These baby orangutans are often placed outdoors in small wooden cages or chained to poles where they are exposed to the elements such as wind, rain and sun.

Poachers eat and sell the flesh of adult orangutans.

Illegal logging and fires are making the native habitat rainforests of the orangutans disappear at an unsustainable rate.

When the rainforest is cut down or burned, orangutans are often forced to enter plantations in order to find food where humans kill or capture them.

In Asia there is a big market for orangutan babies as pets.

In both Indonesia and Malaysia there is great prestige to be able to afford to have a captured wild animal in your home.

Many of the people who keep orangutans as pets are the very people who should be enforcing the law.

Orangutans are often smuggled to other countries in the large freighters loaded with the very timber that was once their home and many die enroute.

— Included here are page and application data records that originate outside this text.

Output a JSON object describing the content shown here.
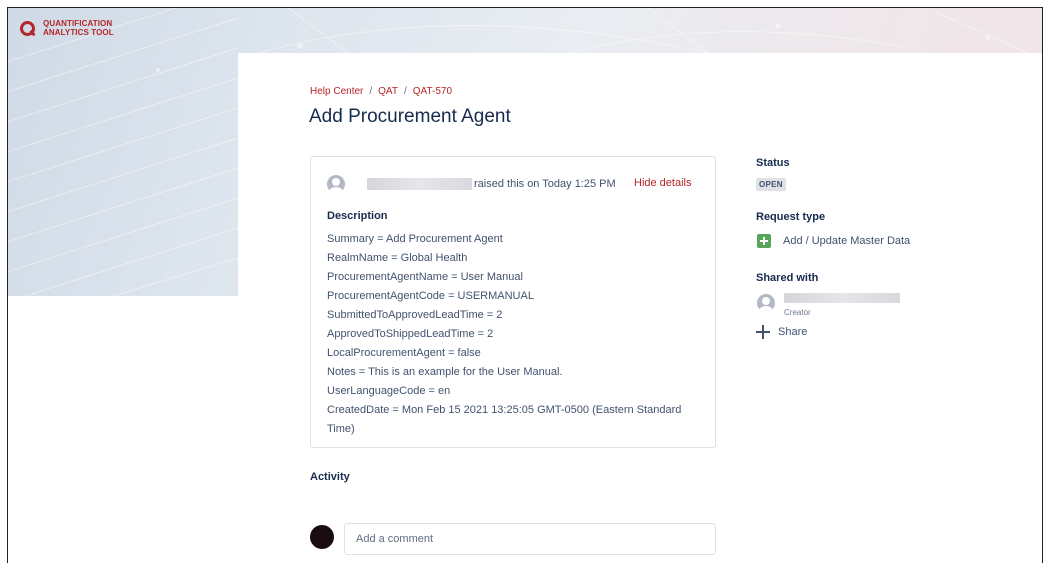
{
  "brand": {
    "line1": "QUANTIFICATION",
    "line2": "ANALYTICS TOOL",
    "color": "#b3262a"
  },
  "breadcrumb": [
    "Help Center",
    "QAT",
    "QAT-570"
  ],
  "breadcrumb_separator": "/",
  "title": "Add Procurement Agent",
  "request": {
    "raised_text": "raised this on Today 1:25 PM",
    "hide_details_label": "Hide details",
    "description_heading": "Description",
    "description_lines": [
      "Summary = Add Procurement Agent",
      "RealmName = Global Health",
      "ProcurementAgentName = User Manual",
      "ProcurementAgentCode = USERMANUAL",
      "SubmittedToApprovedLeadTime = 2",
      "ApprovedToShippedLeadTime = 2",
      "LocalProcurementAgent = false",
      "Notes = This is an example for the User Manual.",
      "UserLanguageCode = en",
      "CreatedDate = Mon Feb 15 2021 13:25:05 GMT-0500 (Eastern Standard",
      "Time)"
    ]
  },
  "activity": {
    "heading": "Activity",
    "comment_placeholder": "Add a comment"
  },
  "sidebar": {
    "status_label": "Status",
    "status_value": "OPEN",
    "request_type_label": "Request type",
    "request_type_value": "Add / Update Master Data",
    "request_type_icon": "plus-square-icon",
    "request_type_icon_color": "#57a55a",
    "shared_with_label": "Shared with",
    "creator_label": "Creator",
    "share_label": "Share"
  }
}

Illnesses, stress, depression and death are typical of captive orangutans.

Fun Facts About Orangutans

Orangutan Fun Facts:

 Kesi on ground

Orangutans are highly intelligent and use tools:

They will poke twigs into holes to catch insects, chew up leaves and use them as sponges and use branches and sticks to test the depth of water before entering it.

Orangutans are sometimes referred to as “red apes.”  

Orangutans are the only Great Ape found outside Africa.

Orangutans are the only “red” ape.

Orangutans are the only strictly arboreal ape, meaning that they spend their lives in the forest canopy.

Orangutans breed slower than any other primate and have approximately 3 offspring in their lifetime. 

Sumatran orangutans have lighter hair, longer beards and narrower cheekpads than Borean orangutans.

Brachiating  Orangutans brachiate (swing arm-over-arm through the forest) better than any other ape.

There are two species of orangutans: Sumatran, Pongo abelii,  Sumatran

and Borean, Pongo pygmaeus.  Bornean

Orangutans are the only apes in the world that are from Asia. 

Orangutans are diurnal which means they are active during the day. 

Orangutans have opposable thumbs which means they can touch each of their fingers with their thumb. 

A male orangutan’s cheek pads keep growing for most of their life. 

Orangutans have 32 permanent teeth (the same amount as humans).  They have sharp canine teeth with the male orangutan having longer canine teeth that they use for threat displays and fighting. 

Mosquitoes bother orangutans just like they do humans and they will use branches like fly swatters to swish them away.

When it rains or the sun is hot an orangutan will hold a leafy branch or two over its head to protect itself from getting wet or overheated. 

Most orangutans build a nest every night high up in a tree and sometimes even add a roof of leaves. 

Orangutans can make approximately 13 to 15 different vocalizations. 

The name “orangutan” translates into English as “man of the forest”. It comes from Malay and Bahasa Indonesian orang (man) and hutan (forest). 

At this time orangutans can still be found in the rainforests of Borneo and Sumatra.

Legend says that orangutans can speak but choose not to because they fear they would be forced to work if were they ever caught talking.

An orangutan arms can have a reach of more than 8 feet!  How tall are you?  Probably not 8 feet or higher.  So, an orangutan can have a reach of a length longer than you are tall!

In their true habitat, male orangutans live alone and females live alone or with their infants.

Male orangutans reach a height of approximately 4.5 feet and females about 3.5 feet tall.

An orangutan is expected to live in their true habitat between 35 to 50 years (when not having their lives interrupted by poachers or other humans).  There are cases of orangutans in captivity living over 50 years–but what kind of life is that?  Give me 35 years of freedom instead of 50 years in a cage.

Female orangutans usually have one baby at a time and will only have one every 6 to 7 years.

Orangutans eat tropical fruits, leaves, sprouts, bark and insects.

Baby orangutans cry when they’re hungry, whimper when they’re hurt and smile at their mothers.